Reproduce without any pictures the lines from the one that contains "Serialize everything readable" through the end of the records, exactly as written.

[Provided information Boundary: Start]

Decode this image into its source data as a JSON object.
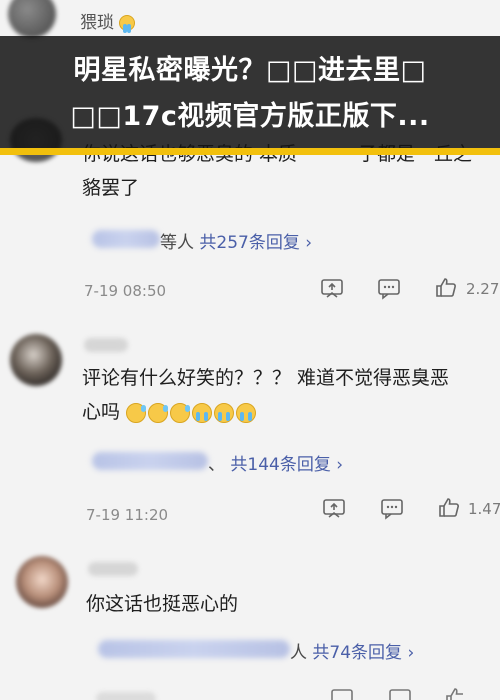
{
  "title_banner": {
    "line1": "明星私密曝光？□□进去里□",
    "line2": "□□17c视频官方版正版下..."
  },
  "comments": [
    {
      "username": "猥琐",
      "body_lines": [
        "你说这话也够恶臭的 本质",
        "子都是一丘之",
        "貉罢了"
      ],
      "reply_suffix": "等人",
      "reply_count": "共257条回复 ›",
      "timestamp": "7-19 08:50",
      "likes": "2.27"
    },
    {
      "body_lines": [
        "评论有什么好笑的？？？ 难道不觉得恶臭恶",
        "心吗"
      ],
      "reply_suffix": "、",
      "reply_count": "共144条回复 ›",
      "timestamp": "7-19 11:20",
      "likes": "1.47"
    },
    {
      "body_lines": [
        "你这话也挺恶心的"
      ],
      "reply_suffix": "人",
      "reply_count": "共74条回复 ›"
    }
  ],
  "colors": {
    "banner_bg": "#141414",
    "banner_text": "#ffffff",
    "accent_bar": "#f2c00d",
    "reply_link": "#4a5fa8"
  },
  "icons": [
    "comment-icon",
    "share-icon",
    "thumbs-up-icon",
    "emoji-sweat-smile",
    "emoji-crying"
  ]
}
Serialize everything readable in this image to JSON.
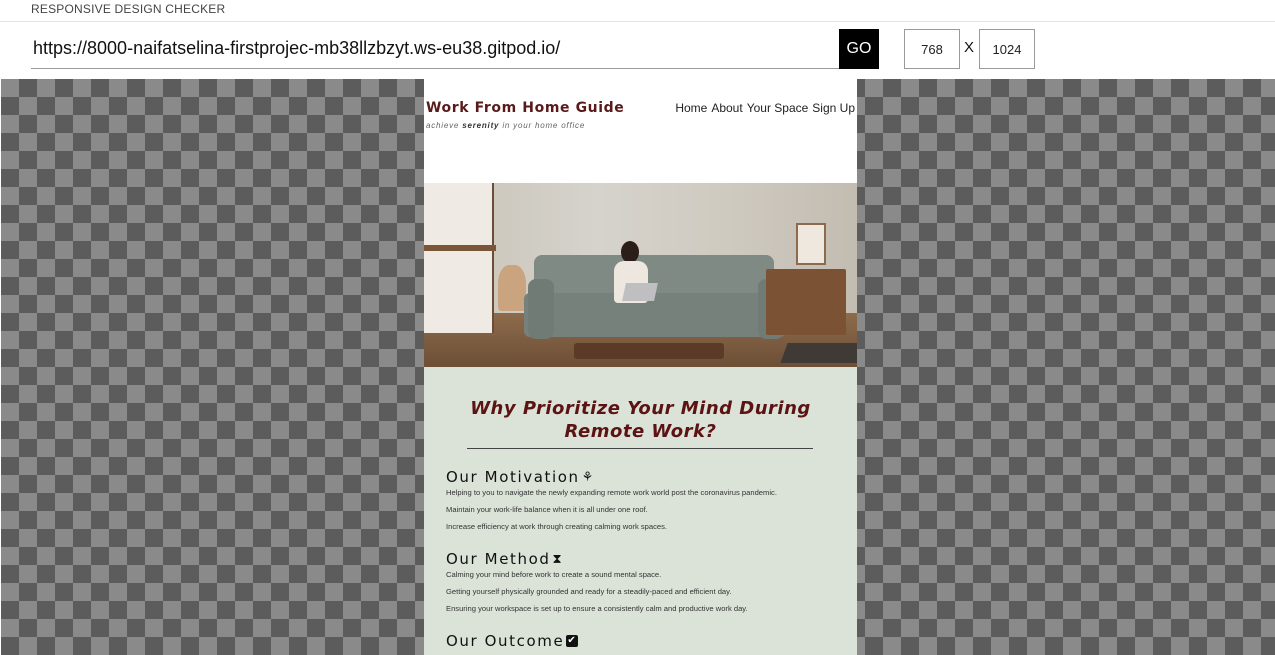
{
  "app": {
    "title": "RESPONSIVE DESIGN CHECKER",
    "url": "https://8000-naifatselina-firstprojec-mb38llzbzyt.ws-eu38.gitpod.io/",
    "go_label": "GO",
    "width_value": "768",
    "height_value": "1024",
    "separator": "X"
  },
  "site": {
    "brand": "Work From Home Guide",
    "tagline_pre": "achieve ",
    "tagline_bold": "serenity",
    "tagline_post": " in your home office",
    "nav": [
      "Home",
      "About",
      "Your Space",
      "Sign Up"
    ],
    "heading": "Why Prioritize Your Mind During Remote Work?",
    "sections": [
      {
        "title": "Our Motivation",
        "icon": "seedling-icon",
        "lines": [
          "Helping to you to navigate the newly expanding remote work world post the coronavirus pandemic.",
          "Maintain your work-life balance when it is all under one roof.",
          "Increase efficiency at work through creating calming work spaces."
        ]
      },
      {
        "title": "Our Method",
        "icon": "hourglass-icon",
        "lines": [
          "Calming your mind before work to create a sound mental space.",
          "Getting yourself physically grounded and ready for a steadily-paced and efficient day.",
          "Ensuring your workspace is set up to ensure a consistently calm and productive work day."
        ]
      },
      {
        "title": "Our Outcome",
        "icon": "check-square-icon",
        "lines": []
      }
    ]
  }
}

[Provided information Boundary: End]

Solution to this task:
Serialize everything readable in this image to JSON.
{
  "app": {
    "title": "RESPONSIVE DESIGN CHECKER",
    "url": "https://8000-naifatselina-firstprojec-mb38llzbzyt.ws-eu38.gitpod.io/",
    "go_label": "GO",
    "width_value": "768",
    "height_value": "1024",
    "separator": "X"
  },
  "site": {
    "brand": "Work From Home Guide",
    "tagline_pre": "achieve ",
    "tagline_bold": "serenity",
    "tagline_post": " in your home office",
    "nav": [
      "Home",
      "About",
      "Your Space",
      "Sign Up"
    ],
    "heading": "Why Prioritize Your Mind During Remote Work?",
    "sections": [
      {
        "title": "Our Motivation",
        "icon": "seedling-icon",
        "lines": [
          "Helping to you to navigate the newly expanding remote work world post the coronavirus pandemic.",
          "Maintain your work-life balance when it is all under one roof.",
          "Increase efficiency at work through creating calming work spaces."
        ]
      },
      {
        "title": "Our Method",
        "icon": "hourglass-icon",
        "lines": [
          "Calming your mind before work to create a sound mental space.",
          "Getting yourself physically grounded and ready for a steadily-paced and efficient day.",
          "Ensuring your workspace is set up to ensure a consistently calm and productive work day."
        ]
      },
      {
        "title": "Our Outcome",
        "icon": "check-square-icon",
        "lines": []
      }
    ]
  }
}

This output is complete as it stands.